What is being asked >>
The full listing below should be copied verbatim.

++++ Provided entries ++++

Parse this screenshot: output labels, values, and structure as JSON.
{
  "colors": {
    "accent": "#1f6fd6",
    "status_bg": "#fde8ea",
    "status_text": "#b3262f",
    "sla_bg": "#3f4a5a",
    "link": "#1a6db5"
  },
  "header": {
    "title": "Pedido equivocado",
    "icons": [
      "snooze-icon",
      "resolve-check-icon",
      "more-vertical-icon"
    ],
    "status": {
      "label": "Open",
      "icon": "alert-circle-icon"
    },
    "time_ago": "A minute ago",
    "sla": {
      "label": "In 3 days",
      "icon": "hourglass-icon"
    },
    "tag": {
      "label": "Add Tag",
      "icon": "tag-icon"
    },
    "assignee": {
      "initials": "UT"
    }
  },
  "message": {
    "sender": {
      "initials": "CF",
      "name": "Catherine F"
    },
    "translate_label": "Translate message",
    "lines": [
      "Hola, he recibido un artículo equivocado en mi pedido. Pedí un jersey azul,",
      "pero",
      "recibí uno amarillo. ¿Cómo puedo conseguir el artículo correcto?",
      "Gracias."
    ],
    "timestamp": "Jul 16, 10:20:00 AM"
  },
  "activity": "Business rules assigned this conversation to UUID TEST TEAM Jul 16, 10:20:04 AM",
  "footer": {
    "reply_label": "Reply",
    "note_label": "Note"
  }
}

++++

Response to this task >>
Parse this screenshot: output labels, values, and structure as JSON.
{
  "colors": {
    "accent": "#1f6fd6",
    "status_bg": "#fde8ea",
    "status_text": "#b3262f",
    "sla_bg": "#3f4a5a",
    "link": "#1a6db5"
  },
  "header": {
    "title": "Pedido equivocado",
    "icons": [
      "snooze-icon",
      "resolve-check-icon",
      "more-vertical-icon"
    ],
    "status": {
      "label": "Open",
      "icon": "alert-circle-icon"
    },
    "time_ago": "A minute ago",
    "sla": {
      "label": "In 3 days",
      "icon": "hourglass-icon"
    },
    "tag": {
      "label": "Add Tag",
      "icon": "tag-icon"
    },
    "assignee": {
      "initials": "UT"
    }
  },
  "message": {
    "sender": {
      "initials": "CF",
      "name": "Catherine F"
    },
    "translate_label": "Translate message",
    "lines": [
      "Hola, he recibido un artículo equivocado en mi pedido. Pedí un jersey azul,",
      "pero",
      "recibí uno amarillo. ¿Cómo puedo conseguir el artículo correcto?",
      "Gracias."
    ],
    "timestamp": "Jul 16, 10:20:00 AM"
  },
  "activity": "Business rules assigned this conversation to UUID TEST TEAM Jul 16, 10:20:04 AM",
  "footer": {
    "reply_label": "Reply",
    "note_label": "Note"
  }
}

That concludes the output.